Division of Medical Oncology, Department of Medicine, Faculty of Medicine Siriraj Hospital, Mahidol University, Bangkok, Thailand.
Division of Endocrinology and Metabolism, Department of Medicine, Faculty of Medicine Siriraj Hospital, Mahidol University, Bangkok, Thailand.
Office for Research and Development, Siriraj Hospital, Mahidol University, Bangkok, Thailand.
Division of Head, Neck and Breast Surgery, Department of Surgery, Faculty of Medicine, Siriraj Hospital, Mahidol University, Bangkok, Thailand.
Objective: Obesity is increasing worldwide. Previous studies of the impact of obesity on breast cancer outcomes have reported conflicting results. We investigated the association of obesity and breast cancer survival in Thai patients. Methods: Medical records of operable breast cancer patients diagnosed and treated at Siriraj Hospital between January 2004 and December 2011 were reviewed. Demographic data, tumor characteristics, stage, treatment and adverse event were described. Obesity was defined as body mass index (BMI) ≥ 25 kg/m2 using Asian’s cutoff value. Survivals in both obese and non-obese patient groups were analyzed. Results: A total of 400 patients were included, 200 in each group. Obese patients were older and associated with more comorbidity. Obesity was associated with larger tumor size (p = 0.011), greater numbers of lymph node involvement (p = 0.003) and more advanced stage (p = 0.01). Obese patients were more likely to receive less adjuvant chemotherapy and hormonal treatment. There was no statistically significant difference in disease-free survival (DFS) (Hazard ratio [HR] 0.72, 95% confidence interval [CI] 0.46 to 1.13) and overall survival (OS) (HR 0.77, 95% CI 0.43 to 1.39) between obese and non-obese patients.

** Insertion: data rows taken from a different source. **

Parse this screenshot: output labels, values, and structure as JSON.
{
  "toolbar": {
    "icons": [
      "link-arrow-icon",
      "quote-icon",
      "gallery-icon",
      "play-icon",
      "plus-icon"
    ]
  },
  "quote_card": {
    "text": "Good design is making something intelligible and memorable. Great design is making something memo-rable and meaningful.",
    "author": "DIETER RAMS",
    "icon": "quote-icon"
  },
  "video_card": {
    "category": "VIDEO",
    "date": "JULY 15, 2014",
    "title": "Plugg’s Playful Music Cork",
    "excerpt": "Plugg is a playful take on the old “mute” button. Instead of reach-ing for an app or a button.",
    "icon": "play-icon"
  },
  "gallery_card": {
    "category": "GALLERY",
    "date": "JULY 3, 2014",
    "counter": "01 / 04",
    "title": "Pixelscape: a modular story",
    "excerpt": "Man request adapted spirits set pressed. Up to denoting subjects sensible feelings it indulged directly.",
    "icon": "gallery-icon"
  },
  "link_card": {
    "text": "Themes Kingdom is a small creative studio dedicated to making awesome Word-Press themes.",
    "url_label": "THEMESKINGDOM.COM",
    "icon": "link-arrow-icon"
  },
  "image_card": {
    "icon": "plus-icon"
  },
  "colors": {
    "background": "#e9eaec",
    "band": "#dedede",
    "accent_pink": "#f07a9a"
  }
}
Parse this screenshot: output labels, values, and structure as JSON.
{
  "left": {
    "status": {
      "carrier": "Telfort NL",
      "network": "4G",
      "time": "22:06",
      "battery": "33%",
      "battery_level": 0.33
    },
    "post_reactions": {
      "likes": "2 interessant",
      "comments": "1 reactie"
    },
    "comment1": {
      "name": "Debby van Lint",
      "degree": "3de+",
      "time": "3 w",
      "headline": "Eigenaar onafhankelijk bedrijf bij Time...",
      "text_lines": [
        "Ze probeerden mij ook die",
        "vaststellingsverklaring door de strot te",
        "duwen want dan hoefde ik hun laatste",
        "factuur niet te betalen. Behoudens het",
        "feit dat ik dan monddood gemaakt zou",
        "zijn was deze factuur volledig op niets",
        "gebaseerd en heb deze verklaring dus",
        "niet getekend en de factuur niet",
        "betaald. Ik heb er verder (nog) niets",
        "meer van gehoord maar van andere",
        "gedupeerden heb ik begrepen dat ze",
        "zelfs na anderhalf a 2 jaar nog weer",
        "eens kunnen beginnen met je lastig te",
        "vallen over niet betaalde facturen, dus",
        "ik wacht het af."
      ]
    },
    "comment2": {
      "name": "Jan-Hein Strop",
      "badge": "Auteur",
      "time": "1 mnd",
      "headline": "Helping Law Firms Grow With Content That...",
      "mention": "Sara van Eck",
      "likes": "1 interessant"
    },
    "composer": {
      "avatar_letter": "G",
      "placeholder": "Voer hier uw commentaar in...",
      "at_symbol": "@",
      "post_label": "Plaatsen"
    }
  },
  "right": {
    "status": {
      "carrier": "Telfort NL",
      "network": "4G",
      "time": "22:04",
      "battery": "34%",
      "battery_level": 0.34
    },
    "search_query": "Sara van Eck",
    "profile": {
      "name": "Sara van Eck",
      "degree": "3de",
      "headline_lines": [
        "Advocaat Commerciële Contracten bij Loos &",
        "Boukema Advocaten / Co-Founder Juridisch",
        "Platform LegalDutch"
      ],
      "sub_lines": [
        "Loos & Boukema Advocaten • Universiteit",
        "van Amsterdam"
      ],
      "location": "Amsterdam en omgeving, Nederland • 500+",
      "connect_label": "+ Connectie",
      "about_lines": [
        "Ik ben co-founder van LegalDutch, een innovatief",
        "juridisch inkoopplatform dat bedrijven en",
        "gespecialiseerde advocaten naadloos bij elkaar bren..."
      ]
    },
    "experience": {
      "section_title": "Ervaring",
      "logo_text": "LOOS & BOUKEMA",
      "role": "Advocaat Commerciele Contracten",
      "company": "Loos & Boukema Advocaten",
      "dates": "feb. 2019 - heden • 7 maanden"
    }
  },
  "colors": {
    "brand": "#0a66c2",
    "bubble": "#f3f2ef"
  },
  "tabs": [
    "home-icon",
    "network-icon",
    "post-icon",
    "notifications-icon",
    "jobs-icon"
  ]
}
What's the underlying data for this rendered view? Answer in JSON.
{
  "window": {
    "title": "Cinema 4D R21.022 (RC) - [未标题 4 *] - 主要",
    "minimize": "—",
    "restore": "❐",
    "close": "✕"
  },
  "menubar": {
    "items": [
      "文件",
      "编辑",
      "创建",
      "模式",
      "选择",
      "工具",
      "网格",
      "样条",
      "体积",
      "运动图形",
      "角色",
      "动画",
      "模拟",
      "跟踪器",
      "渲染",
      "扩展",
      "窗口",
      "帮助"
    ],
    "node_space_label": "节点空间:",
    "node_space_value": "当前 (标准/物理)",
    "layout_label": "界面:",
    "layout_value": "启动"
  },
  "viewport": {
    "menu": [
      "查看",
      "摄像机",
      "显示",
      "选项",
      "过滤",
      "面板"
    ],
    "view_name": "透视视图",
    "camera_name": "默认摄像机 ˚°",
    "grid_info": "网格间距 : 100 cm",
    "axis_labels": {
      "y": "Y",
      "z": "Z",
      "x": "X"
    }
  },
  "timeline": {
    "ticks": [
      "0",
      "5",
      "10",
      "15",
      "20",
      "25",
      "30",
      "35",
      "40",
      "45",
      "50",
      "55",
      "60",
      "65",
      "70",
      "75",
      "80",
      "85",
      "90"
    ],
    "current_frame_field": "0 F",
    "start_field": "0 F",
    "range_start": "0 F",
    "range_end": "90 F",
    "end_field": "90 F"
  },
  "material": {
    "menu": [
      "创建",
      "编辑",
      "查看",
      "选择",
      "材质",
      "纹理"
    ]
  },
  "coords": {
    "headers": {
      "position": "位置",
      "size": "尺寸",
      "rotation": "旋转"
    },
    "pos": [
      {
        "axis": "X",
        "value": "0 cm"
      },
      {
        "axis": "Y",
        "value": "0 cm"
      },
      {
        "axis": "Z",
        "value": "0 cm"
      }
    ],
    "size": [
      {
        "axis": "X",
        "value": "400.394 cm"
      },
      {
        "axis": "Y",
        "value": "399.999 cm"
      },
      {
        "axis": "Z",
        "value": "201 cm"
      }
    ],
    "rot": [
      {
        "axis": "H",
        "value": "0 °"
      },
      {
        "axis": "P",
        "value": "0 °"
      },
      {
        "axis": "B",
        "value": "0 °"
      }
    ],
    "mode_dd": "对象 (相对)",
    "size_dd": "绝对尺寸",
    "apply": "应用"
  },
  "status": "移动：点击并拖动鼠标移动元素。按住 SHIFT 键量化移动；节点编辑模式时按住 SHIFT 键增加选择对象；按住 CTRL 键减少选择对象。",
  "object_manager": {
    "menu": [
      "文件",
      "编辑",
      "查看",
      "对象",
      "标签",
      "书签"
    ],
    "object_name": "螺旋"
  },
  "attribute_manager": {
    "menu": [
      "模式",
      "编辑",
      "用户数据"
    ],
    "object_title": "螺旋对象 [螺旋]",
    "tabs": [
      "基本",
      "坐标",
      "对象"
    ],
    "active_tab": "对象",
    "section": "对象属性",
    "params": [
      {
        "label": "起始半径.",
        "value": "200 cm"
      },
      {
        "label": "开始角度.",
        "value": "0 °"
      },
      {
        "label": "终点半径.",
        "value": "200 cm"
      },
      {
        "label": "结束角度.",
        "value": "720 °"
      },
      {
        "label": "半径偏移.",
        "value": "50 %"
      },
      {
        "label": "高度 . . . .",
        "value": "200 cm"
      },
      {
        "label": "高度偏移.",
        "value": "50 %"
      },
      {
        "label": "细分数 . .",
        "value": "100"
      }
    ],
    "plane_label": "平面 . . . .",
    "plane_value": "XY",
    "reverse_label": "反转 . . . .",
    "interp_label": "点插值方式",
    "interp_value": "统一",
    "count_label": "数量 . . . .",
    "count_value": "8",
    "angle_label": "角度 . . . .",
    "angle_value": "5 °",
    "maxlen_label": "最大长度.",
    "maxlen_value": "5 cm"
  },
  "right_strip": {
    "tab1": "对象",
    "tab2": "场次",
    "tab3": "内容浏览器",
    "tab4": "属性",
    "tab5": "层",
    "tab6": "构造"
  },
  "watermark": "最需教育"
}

Interestingly, obesity was associated with fewer complications from chemotherapy than non-obese patients (p = 0.047). Conclusion: Obesity had no adverse prognostic impact association on both DFS and OS in Thai patients with operable breast cancer, although obese patients more often presented with larger tumor and higher numbers of lymph node involvement.